## GIVEN INFORMATION
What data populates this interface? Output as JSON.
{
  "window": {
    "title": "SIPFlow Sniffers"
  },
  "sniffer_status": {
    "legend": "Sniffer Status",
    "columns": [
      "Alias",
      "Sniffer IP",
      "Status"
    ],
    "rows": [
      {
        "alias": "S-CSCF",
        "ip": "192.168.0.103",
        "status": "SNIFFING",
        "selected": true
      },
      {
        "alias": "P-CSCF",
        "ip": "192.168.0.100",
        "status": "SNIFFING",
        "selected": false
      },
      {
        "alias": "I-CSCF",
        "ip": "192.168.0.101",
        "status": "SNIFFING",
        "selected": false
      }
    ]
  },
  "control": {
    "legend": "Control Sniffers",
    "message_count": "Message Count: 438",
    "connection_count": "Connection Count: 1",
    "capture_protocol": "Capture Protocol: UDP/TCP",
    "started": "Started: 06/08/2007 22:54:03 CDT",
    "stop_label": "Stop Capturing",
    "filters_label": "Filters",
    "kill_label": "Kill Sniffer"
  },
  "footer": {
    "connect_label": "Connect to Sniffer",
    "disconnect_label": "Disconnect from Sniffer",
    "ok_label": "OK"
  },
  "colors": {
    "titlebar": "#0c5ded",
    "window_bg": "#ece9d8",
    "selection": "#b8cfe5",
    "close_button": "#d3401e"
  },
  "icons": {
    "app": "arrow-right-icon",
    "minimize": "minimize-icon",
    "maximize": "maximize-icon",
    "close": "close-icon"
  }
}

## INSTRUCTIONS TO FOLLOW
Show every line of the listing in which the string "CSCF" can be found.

## WRITTEN SOLUTION
        "alias": "S-CSCF",
        "alias": "P-CSCF",
        "alias": "I-CSCF",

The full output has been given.